**Task to carry out**
Without omitting anything, copy the data exactly.

::::

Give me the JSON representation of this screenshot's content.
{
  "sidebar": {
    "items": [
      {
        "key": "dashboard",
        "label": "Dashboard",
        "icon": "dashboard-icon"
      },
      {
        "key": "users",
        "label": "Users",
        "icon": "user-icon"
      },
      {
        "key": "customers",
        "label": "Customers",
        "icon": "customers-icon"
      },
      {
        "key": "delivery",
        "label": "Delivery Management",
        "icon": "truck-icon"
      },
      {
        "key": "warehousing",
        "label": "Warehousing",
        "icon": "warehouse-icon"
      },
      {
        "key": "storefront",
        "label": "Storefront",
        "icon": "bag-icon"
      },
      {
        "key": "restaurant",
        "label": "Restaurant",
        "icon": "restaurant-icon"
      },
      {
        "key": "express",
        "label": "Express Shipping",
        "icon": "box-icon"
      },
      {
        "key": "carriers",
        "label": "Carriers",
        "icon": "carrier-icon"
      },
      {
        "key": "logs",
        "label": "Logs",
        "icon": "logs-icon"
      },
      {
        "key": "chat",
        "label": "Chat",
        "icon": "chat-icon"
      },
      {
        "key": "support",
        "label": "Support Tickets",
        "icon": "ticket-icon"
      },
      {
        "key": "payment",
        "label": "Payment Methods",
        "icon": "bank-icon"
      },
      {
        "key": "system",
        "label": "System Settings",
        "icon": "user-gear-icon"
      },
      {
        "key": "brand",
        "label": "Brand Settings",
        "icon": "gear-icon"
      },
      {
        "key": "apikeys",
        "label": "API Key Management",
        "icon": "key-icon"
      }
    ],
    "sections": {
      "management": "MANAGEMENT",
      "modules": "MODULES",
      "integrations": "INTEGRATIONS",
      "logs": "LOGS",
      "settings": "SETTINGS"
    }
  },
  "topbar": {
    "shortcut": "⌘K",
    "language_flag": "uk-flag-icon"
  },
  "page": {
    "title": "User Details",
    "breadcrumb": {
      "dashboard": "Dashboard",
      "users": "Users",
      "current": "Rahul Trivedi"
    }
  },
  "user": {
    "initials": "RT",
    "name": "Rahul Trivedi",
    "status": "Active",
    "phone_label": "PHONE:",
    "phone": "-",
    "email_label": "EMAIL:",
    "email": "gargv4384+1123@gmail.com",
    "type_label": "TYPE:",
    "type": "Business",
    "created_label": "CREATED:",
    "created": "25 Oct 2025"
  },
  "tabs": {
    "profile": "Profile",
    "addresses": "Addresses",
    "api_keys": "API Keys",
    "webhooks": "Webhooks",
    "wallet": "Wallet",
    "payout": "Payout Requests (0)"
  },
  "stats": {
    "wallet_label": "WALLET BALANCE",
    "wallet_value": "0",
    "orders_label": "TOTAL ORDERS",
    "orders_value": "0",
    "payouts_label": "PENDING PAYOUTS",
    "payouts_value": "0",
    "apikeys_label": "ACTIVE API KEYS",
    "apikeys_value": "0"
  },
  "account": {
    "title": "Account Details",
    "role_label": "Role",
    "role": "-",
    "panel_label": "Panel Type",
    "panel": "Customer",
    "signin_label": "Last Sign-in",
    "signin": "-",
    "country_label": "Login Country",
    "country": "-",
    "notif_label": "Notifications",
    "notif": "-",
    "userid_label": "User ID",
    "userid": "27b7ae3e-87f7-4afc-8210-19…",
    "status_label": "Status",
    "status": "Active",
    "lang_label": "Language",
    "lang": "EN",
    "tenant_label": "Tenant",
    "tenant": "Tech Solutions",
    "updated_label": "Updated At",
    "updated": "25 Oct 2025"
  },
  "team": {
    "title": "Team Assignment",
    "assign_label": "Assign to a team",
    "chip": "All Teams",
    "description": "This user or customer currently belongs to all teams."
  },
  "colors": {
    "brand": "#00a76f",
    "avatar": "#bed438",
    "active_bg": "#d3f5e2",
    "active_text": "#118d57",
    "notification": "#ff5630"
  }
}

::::

**Answer below**
Give me the JSON representation of this screenshot's content.
{
  "sidebar": {
    "items": [
      {
        "key": "dashboard",
        "label": "Dashboard",
        "icon": "dashboard-icon"
      },
      {
        "key": "users",
        "label": "Users",
        "icon": "user-icon"
      },
      {
        "key": "customers",
        "label": "Customers",
        "icon": "customers-icon"
      },
      {
        "key": "delivery",
        "label": "Delivery Management",
        "icon": "truck-icon"
      },
      {
        "key": "warehousing",
        "label": "Warehousing",
        "icon": "warehouse-icon"
      },
      {
        "key": "storefront",
        "label": "Storefront",
        "icon": "bag-icon"
      },
      {
        "key": "restaurant",
        "label": "Restaurant",
        "icon": "restaurant-icon"
      },
      {
        "key": "express",
        "label": "Express Shipping",
        "icon": "box-icon"
      },
      {
        "key": "carriers",
        "label": "Carriers",
        "icon": "carrier-icon"
      },
      {
        "key": "logs",
        "label": "Logs",
        "icon": "logs-icon"
      },
      {
        "key": "chat",
        "label": "Chat",
        "icon": "chat-icon"
      },
      {
        "key": "support",
        "label": "Support Tickets",
        "icon": "ticket-icon"
      },
      {
        "key": "payment",
        "label": "Payment Methods",
        "icon": "bank-icon"
      },
      {
        "key": "system",
        "label": "System Settings",
        "icon": "user-gear-icon"
      },
      {
        "key": "brand",
        "label": "Brand Settings",
        "icon": "gear-icon"
      },
      {
        "key": "apikeys",
        "label": "API Key Management",
        "icon": "key-icon"
      }
    ],
    "sections": {
      "management": "MANAGEMENT",
      "modules": "MODULES",
      "integrations": "INTEGRATIONS",
      "logs": "LOGS",
      "settings": "SETTINGS"
    }
  },
  "topbar": {
    "shortcut": "⌘K",
    "language_flag": "uk-flag-icon"
  },
  "page": {
    "title": "User Details",
    "breadcrumb": {
      "dashboard": "Dashboard",
      "users": "Users",
      "current": "Rahul Trivedi"
    }
  },
  "user": {
    "initials": "RT",
    "name": "Rahul Trivedi",
    "status": "Active",
    "phone_label": "PHONE:",
    "phone": "-",
    "email_label": "EMAIL:",
    "email": "gargv4384+1123@gmail.com",
    "type_label": "TYPE:",
    "type": "Business",
    "created_label": "CREATED:",
    "created": "25 Oct 2025"
  },
  "tabs": {
    "profile": "Profile",
    "addresses": "Addresses",
    "api_keys": "API Keys",
    "webhooks": "Webhooks",
    "wallet": "Wallet",
    "payout": "Payout Requests (0)"
  },
  "stats": {
    "wallet_label": "WALLET BALANCE",
    "wallet_value": "0",
    "orders_label": "TOTAL ORDERS",
    "orders_value": "0",
    "payouts_label": "PENDING PAYOUTS",
    "payouts_value": "0",
    "apikeys_label": "ACTIVE API KEYS",
    "apikeys_value": "0"
  },
  "account": {
    "title": "Account Details",
    "role_label": "Role",
    "role": "-",
    "panel_label": "Panel Type",
    "panel": "Customer",
    "signin_label": "Last Sign-in",
    "signin": "-",
    "country_label": "Login Country",
    "country": "-",
    "notif_label": "Notifications",
    "notif": "-",
    "userid_label": "User ID",
    "userid": "27b7ae3e-87f7-4afc-8210-19…",
    "status_label": "Status",
    "status": "Active",
    "lang_label": "Language",
    "lang": "EN",
    "tenant_label": "Tenant",
    "tenant": "Tech Solutions",
    "updated_label": "Updated At",
    "updated": "25 Oct 2025"
  },
  "team": {
    "title": "Team Assignment",
    "assign_label": "Assign to a team",
    "chip": "All Teams",
    "description": "This user or customer currently belongs to all teams."
  },
  "colors": {
    "brand": "#00a76f",
    "avatar": "#bed438",
    "active_bg": "#d3f5e2",
    "active_text": "#118d57",
    "notification": "#ff5630"
  }
}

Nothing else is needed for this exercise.